Study objectives: We sought to evaluate cerebral hemodynamics in obstructive sleep apnea (OSA) and actigraphy-defined short sleep duration using transcranial Doppler ultrasound (TCD) blood flow velocity in a subsample of Hispanics/Latinos without stroke and cardiovascular disease.
Methods: The sample consisted of consecutive participants at the Miami site of the Hispanic Community Health Study/Study of Latinos (HCHS/SOL) with overnight home sleep testing and 7 days of wrist actigraphy in the Sueño sleep ancillary study. Ninety-five participants had sleep data and TCD determined cerebral hemodynamics.
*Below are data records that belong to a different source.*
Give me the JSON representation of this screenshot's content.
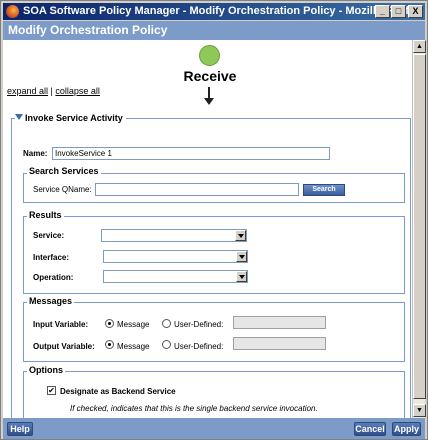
{
  "window": {
    "title": "SOA Software Policy Manager - Modify Orchestration Policy - Mozilla Firefox",
    "minimize_glyph": "_",
    "maximize_glyph": "□",
    "close_glyph": "X"
  },
  "app": {
    "title": "Modify Orchestration Policy"
  },
  "diagram": {
    "node_label": "Receive",
    "node_color": "#8dc859"
  },
  "links": {
    "expand_all": "expand all",
    "separator": " | ",
    "collapse_all": "collapse all"
  },
  "activity": {
    "legend": "Invoke Service Activity",
    "name_label": "Name:",
    "name_value": "InvokeService 1"
  },
  "search_services": {
    "legend": "Search Services",
    "qname_label": "Service QName:",
    "qname_value": "",
    "search_button": "Search"
  },
  "results": {
    "legend": "Results",
    "service_label": "Service:",
    "service_value": "",
    "interface_label": "Interface:",
    "interface_value": "",
    "operation_label": "Operation:",
    "operation_value": ""
  },
  "messages": {
    "legend": "Messages",
    "input_label": "Input Variable:",
    "output_label": "Output Variable:",
    "message_option": "Message",
    "user_defined_option": "User-Defined:",
    "input_selected": "Message",
    "output_selected": "Message",
    "input_user_value": "",
    "output_user_value": ""
  },
  "options": {
    "legend": "Options",
    "backend_label": "Designate as Backend Service",
    "backend_checked": true,
    "backend_check_glyph": "✔",
    "backend_note": "If checked, indicates that this is the single backend service invocation."
  },
  "footer": {
    "help": "Help",
    "cancel": "Cancel",
    "apply": "Apply"
  },
  "scrollbar": {
    "up_glyph": "▲",
    "down_glyph": "▼"
  },
  "colors": {
    "title_bar": "#0a246a",
    "app_header": "#7d9bc9",
    "fieldset_border": "#7b9bd0",
    "button_blue": "#3a5f9e"
  }
}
We evaluated the association between OSA (apnea-hypopnea index [AHI] ≥ 5 events/h) and short sleep duration (< 6.8 hours; sample median) with cerebral blood flow velocities (CBFV) and pulsatility index (PI) for the middle cerebral (MCA) and basilar arteries (BA).
Results: Median age was 48 years (range 20-64) with 71% females. Twenty-eight percent of the sample had OSA (AHI ≥ 5 events/h) with median AHI of 10.0 (range 5.0-51.7) events/h. In unadjusted analyses, participants with OSA had lower median CBFV in the BA (30.5 cm/s [interquartile range:10.2] versus 39.4 cm/s [13.3] P < .05), but not the MCA, whereas short sleepers had higher median vascular resistance in the MCA (PI = 0.92 [0.18] versus 0.86 [0.14] P < .05) and BA (PI = 1.0 [0.17] versus 0.93 [0.24] P < .05). After full adjustment, OSA was associated with decreased CBFV (β [SE] = -5.1 [2.5] P < .05) in the BA. Short sleep was associated with increased PI (β [SE] = 0.05 [0.02] P < .05) in the MCA.
Conclusions: In this sample of Hispanic/Latinos, OSA was associated with decreased daytime blood flow velocity in the BA, whereas actigraphy-defined short sleep duration was associated with increased cerebrovascular pulsatility in the MCA.
Keywords: Hispanic/Latinos; cerebral hemodynamics; sleep apnea; sleep duration; stroke risk.
© 2019 American Academy of Sleep Medicine.